The Anaconda and Trapper Creek Job Corps centers will remain open and under the U.S. Department of Agriculture’s management, spokespersons for the departments of Agriculture and Labor told Politico late Wednesday.
Citing heavy pressure from members of Congress on both sides of the aisle, the spokespersons made the announcement in an email to the online news source.
“For the time being, USDA does not intend to transfer these centers to DOL (Department of Labor) to allow management to determine a pathway that will maximize opportunity and results for students, minimize disruptions, and improve overall performance and integrity,” the statement said. “DOL and USDA will conduct a robust organizational review to determine the appropriate course of action keeping in mind the (Forest Service) mission, the students we serve, and the American taxpayers.”
The move won praise from Montana Sens. Jon Tester and Steve Daines, as well as Rep. Greg Gianforte and Gov. Steve Bullock.
The Anaconda Job Corps Civilian Conservation Center was one of nine nationwide slated for closure starting in September. The other 16 centers, including Trapper Creek outside Darby, were to be transferred to private contractors.
Nationwide, more than 1,100 federal employees were to be laid off in the months ahead. Because of budget cuts, all oversight and management responsibilities for the centers were to be transferred from the USDA to the Department of Labor.
Wednesday’s announcement came after Tester said he would add language to the National Defense Authorization Act preventing closures of the Montana centers. His move already had support from both Democrats and Republicans, who intended to expand the language to include all such centers nationwide.
Last month, Daines reported talking by phone with President Donald Trump to secure his promise that the Anaconda Job Corps would not be closed. None of the affected agencies had made that promise official until Wednesday.

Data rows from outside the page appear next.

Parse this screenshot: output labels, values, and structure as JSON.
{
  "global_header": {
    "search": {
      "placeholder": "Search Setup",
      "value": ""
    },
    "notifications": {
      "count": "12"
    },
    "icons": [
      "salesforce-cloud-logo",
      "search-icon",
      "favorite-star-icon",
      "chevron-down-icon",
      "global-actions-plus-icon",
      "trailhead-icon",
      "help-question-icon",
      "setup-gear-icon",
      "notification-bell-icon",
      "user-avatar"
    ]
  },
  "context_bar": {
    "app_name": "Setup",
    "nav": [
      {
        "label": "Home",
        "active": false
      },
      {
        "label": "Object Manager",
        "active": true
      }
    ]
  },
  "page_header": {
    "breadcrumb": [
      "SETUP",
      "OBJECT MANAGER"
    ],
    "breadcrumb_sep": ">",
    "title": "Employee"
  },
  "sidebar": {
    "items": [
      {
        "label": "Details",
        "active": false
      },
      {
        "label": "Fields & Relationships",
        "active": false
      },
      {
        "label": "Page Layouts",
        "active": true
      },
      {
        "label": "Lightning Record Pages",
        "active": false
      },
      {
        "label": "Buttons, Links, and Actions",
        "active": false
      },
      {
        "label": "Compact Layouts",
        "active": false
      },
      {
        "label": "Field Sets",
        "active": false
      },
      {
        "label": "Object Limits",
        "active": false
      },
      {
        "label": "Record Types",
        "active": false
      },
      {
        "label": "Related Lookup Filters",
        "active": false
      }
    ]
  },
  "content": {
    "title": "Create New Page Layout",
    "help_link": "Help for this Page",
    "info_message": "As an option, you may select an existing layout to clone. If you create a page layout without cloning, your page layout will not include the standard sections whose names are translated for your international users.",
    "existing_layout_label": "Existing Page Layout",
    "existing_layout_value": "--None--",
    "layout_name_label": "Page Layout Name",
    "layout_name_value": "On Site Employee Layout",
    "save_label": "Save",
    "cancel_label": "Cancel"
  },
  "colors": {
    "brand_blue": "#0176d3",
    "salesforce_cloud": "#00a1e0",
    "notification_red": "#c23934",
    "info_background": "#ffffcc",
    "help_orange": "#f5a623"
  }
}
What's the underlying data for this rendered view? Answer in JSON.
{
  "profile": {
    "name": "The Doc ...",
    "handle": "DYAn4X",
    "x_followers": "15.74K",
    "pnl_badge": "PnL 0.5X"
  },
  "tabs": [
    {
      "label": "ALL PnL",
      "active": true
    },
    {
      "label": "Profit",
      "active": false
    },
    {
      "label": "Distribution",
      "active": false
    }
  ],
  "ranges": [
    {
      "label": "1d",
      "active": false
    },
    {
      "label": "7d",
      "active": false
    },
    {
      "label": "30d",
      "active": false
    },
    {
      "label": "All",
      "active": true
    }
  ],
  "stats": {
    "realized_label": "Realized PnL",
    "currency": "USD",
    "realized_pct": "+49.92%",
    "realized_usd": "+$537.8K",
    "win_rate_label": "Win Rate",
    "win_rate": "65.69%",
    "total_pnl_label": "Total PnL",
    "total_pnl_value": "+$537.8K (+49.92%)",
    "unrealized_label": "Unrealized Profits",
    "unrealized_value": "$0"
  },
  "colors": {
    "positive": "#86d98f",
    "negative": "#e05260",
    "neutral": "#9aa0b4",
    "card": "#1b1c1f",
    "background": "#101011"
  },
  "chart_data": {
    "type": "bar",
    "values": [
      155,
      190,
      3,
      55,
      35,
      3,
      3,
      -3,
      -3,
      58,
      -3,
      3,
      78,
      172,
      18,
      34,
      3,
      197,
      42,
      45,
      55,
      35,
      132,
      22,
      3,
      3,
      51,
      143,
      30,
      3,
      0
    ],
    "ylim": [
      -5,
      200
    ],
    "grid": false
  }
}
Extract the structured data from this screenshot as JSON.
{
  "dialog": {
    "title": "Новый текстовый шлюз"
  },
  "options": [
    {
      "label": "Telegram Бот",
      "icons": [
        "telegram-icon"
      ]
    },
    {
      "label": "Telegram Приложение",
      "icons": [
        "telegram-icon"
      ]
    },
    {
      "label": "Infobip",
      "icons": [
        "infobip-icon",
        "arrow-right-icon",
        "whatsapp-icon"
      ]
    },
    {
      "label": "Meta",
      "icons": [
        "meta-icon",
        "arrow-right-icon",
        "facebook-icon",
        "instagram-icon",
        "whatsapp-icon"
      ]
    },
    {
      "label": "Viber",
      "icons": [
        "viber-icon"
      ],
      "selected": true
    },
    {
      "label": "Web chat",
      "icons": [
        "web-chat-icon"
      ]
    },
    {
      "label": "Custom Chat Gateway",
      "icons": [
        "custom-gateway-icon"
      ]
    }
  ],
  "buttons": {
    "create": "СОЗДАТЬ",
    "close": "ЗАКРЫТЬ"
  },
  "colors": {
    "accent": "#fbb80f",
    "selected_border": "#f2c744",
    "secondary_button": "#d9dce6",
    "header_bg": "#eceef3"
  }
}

In an email to the Missoula Current, Daines said the administration had been working through the details leading to Wednesday’s announcement.
In a news release after the Politico story appeared online, Daines said he spoke with Agriculture Secretary Sonny Perdue earlier Wednesday about the importance of keeping Montana’s Job Corps sites open and designated as Civilian Conservation Centers.
Daines released this statement: “This is a big win for Montana and our country. I’m glad that President Trump, Secretary Perdue and (Labor) Secretary Acosta listened, and are keeping these critical centers open and under the Department of Agriculture. Our Job Corps centers are critical. They provide hundreds of jobs in Montana and provide future generations of young Montanans the tools they need to succeed in the workforce. I greatly appreciate President Trump working with me to save these Montana jobs.”
Tester also released a statement following the announcement.
“Suddenly, without any real reason or justification, the President pulled the plug on one of the most successful initiatives in rural America and my office was flooded with stories and objections from Montanans. That’s why I fought so hard to reverse this decision and today I’m extremely proud to have helped make their voices heard. But too often this Administration acts without regard for the real-world consequences of their decisions—consequences overwhelmingly suffered by folks in rural America. I’ll continue to fight for the hardworking Montanans and businesses that rely on Job Corps centers like Trapper Creek and Anaconda, so we can make sure they’re around for future generations.”
Late Wednesday night, Gianforte emailed this statement to Montana media:
“This is a welcomed decision by the administration and good news for Montana. Thousands of young Montanans learn valuable skills through the Civilian Conservation Corps programs at Anaconda and Trapper Creek. Many of those are at-risk youth and the Job Corps program provides them with an opportunity to overcome their challenges and have success in their lives. CCC’s play an important role in rural states like Montana helping the U.S. Forest Service train wildfire and natural disaster first-responders and fulfill its mission. I’m thankful the administration responded to our requests and reversed its decision. It’s the right thing to do.”
Bullock also issued the following statement:
“It’s unclear why the unnecessary decision to close Job Corps centers was made in the first place, but I’m glad the administration has come to the realization how much these training centers mean to rural Montana, rural jobs, and the young men and women who have had their lives positively impacted by attending these centers. I look forward to seeing the workers and students with the Anaconda and Trapper Creek Job Corps continue to benefit our economy and our state, particularly as we enter wildfire season.”